Little Richard’s legacy in laying the foundations of rock ‘n’ roll is indisputable. With the simple swing beat and melodic piano work with a toe-tapping string bass to match, every aspect of modern rock music is foreshadowed in this track. Little Richard was just one of many Black artists who triumphed in the face of adversity and racism to create one of the most world-renowned and celebrated music genres of all time.

“Turning Wheel” by Spellling 

“Turning Wheel” by Spellling, the Oakland artist otherwise known as Chrystia Cabral, is the titular track of her third studio album. Its upbeat yet languid production makes for an ethereal track that resembles the work of ‘80s pop artist, Kate Bush. 

“Bad Blood” by Nao 

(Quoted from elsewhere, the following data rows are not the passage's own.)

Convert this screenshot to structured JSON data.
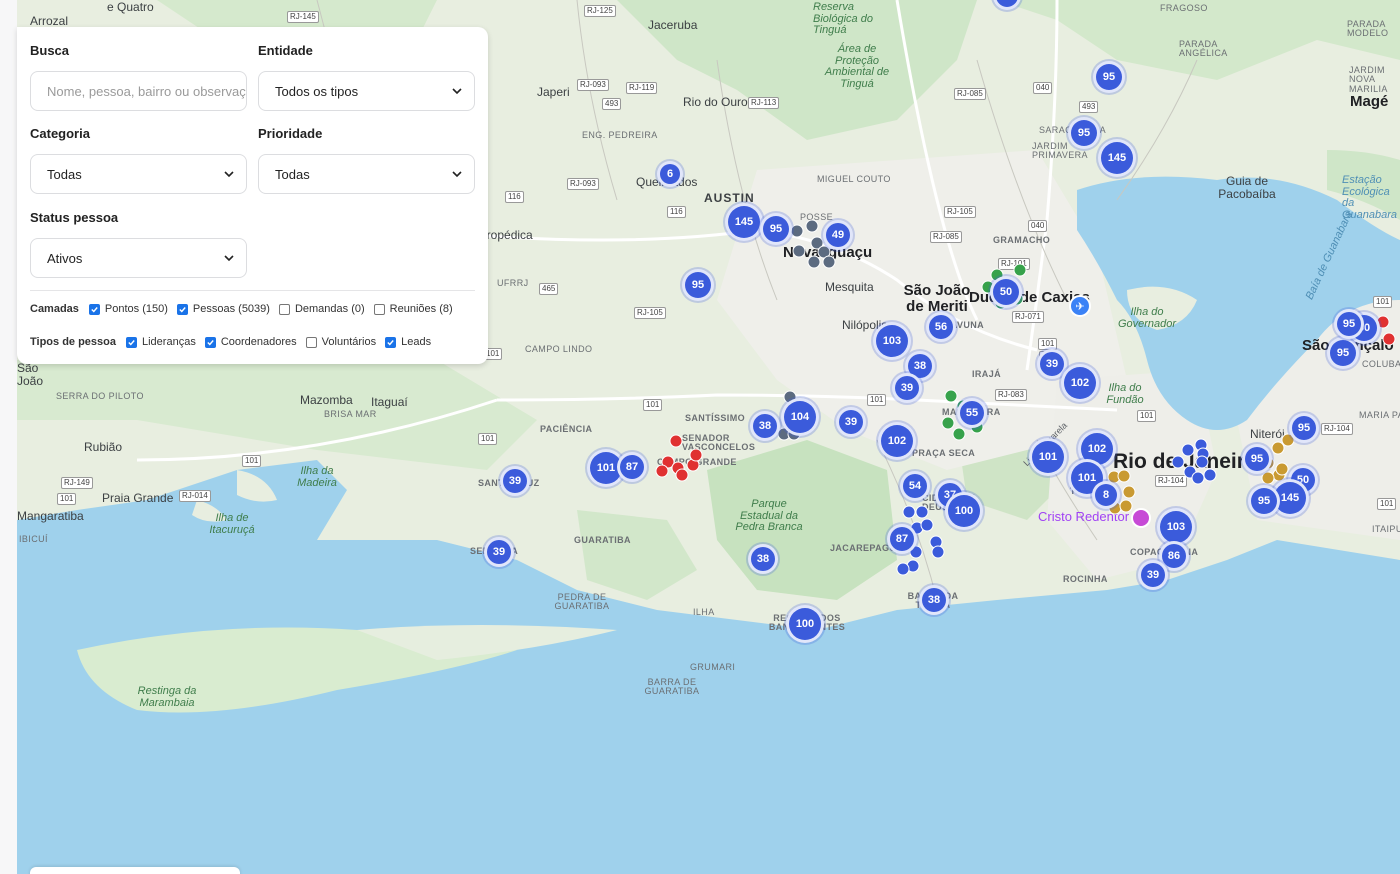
{
  "filters": {
    "busca": {
      "label": "Busca",
      "placeholder": "Nome, pessoa, bairro ou observação"
    },
    "entidade": {
      "label": "Entidade",
      "value": "Todos os tipos"
    },
    "categoria": {
      "label": "Categoria",
      "value": "Todas"
    },
    "prioridade": {
      "label": "Prioridade",
      "value": "Todas"
    },
    "status_pessoa": {
      "label": "Status pessoa",
      "value": "Ativos"
    }
  },
  "camadas": {
    "label": "Camadas",
    "items": [
      {
        "label": "Pontos (150)",
        "checked": true
      },
      {
        "label": "Pessoas (5039)",
        "checked": true
      },
      {
        "label": "Demandas (0)",
        "checked": false
      },
      {
        "label": "Reuniões (8)",
        "checked": false
      }
    ]
  },
  "tipos_pessoa": {
    "label": "Tipos de pessoa",
    "items": [
      {
        "label": "Lideranças",
        "checked": true
      },
      {
        "label": "Coordenadores",
        "checked": true
      },
      {
        "label": "Voluntários",
        "checked": false
      },
      {
        "label": "Leads",
        "checked": true
      }
    ]
  },
  "map": {
    "place_labels": [
      "Arrozal",
      "e Quatro",
      "Reserva Biológica do Tinguá",
      "Jaceruba",
      "FRAGOSO",
      "PARADA ANGÉLICA",
      "JARDIM NOVA MARILIA",
      "Magé",
      "PARADA MODELO",
      "Área de Proteção Ambiental de Tinguá",
      "Japeri",
      "Rio do Ouro",
      "ENG. PEDREIRA",
      "SARACURUNA",
      "JARDIM PRIMAVERA",
      "MIGUEL COUTO",
      "Queimados",
      "Guia de Pacobaíba",
      "Estação Ecológica da Guanabara",
      "AUSTIN",
      "POSSE",
      "Nova Iguaçu",
      "GRAMACHO",
      "Seropédica",
      "Baía de Guanabara",
      "UFRRJ",
      "Mesquita",
      "São João de Meriti",
      "Duque de Caxias",
      "Ilha do Governador",
      "São Gonçalo",
      "COLUBANDÊ",
      "CAMPO LINDO",
      "Nilópolis",
      "PAVUNA",
      "IRAJÁ",
      "Ilha do Fundão",
      "Mazomba",
      "Itaguaí",
      "BRISA MAR",
      "SERRA DO PILOTO",
      "PACIÊNCIA",
      "SANTÍSSIMO",
      "SENADOR VASCONCELOS",
      "CAMPO GRANDE",
      "MADUREIRA",
      "PRAÇA SECA",
      "Linha Amarela",
      "Niterói",
      "MARIA PAULA",
      "Rubião",
      "Ilha da Madeira",
      "SANTA CRUZ",
      "Rio de Janeiro",
      "Praia Grande",
      "Mangaratiba",
      "Ilha de Itacuruçá",
      "IBICUÍ",
      "Parque Estadual da Pedra Branca",
      "CIDADE DE DEUS",
      "TIJUCA",
      "Cristo Redentor",
      "ITAIPU",
      "SEPETIBA",
      "GUARATIBA",
      "JACAREPAGUÁ",
      "COPACABANA",
      "ROCINHA",
      "BARRA DA TIJUCA",
      "PEDRA DE GUARATIBA",
      "ILHA",
      "RECREIO DOS BANDEIRANTES",
      "GRUMARI",
      "Restinga da Marambaia",
      "BARRA DE GUARATIBA",
      "São João"
    ],
    "road_shields": [
      "RJ-145",
      "RJ-125",
      "RJ-093",
      "RJ-119",
      "493",
      "RJ-113",
      "RJ-085",
      "040",
      "493",
      "RJ-093",
      "116",
      "116",
      "RJ-105",
      "RJ-085",
      "040",
      "465",
      "RJ-105",
      "RJ-101",
      "RJ-071",
      "101",
      "101",
      "101",
      "101",
      "RJ-083",
      "101",
      "101",
      "RJ-104",
      "101",
      "101",
      "RJ-149",
      "101",
      "RJ-014",
      "101",
      "RJ-104",
      "101"
    ],
    "clusters": [
      "6",
      "95",
      "145",
      "95",
      "145",
      "95",
      "49",
      "95",
      "56",
      "103",
      "38",
      "39",
      "50",
      "39",
      "102",
      "55",
      "104",
      "38",
      "39",
      "102",
      "101",
      "87",
      "101",
      "39",
      "102",
      "101",
      "54",
      "37",
      "100",
      "87",
      "38",
      "38",
      "100",
      "39",
      "103",
      "86",
      "39",
      "95",
      "95",
      "50",
      "145",
      "95",
      "95",
      "50",
      "95",
      "8"
    ],
    "dot_colors": {
      "liderancas": "#e03131",
      "coordenadores": "#5c6b80",
      "voluntarios": "#37a24b",
      "leads": "#c99a32",
      "pontos": "#3b5bdb"
    }
  }
}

On Apple Music, English singer, Nao describes her work as “wonky funk,” and with the track “Bad Blood” from her debut studio album, “For All We Know,” that definition seems to hold true. With the track, Nao’s angelic vocals skillfully dance between vocal registers as the bouncy funk production offers surprise after surprise until the track ends. 

“The Love I Need” by Girlhood 

In 2017, the London duo Girlhood was credited with making “some of London’s best new music” by Complex and with their track “The Love I Need” from their 2020 album “Girlhood,” they continue to uphold that mantle. The song embodies the joyous thrills of community and peace. 

Just the Two of Us by Will Smith

Will Smith dedicates this song to his first son Trey. It has a sample from a Bill Whithers song, also named, “Just the Two of Us” which is about a couple, but Smith’s rendition is about the love between father and son. 

“Mama” by Ray BLK 

From her debut album, “Empress,” the single “Mama” is a smooth R&B track that interpolates 2Pac’s “Dear Mama,” and evokes a similar emotion. BLK’s poetic lyrics seem to perfectly match the mid tempo production and the sentiment of love BLK seems to express through the song. 

This story was published in the Legacy Edition. View the complete issue here.

Questions? Email the Culture desk at culture@cw.ua.edu.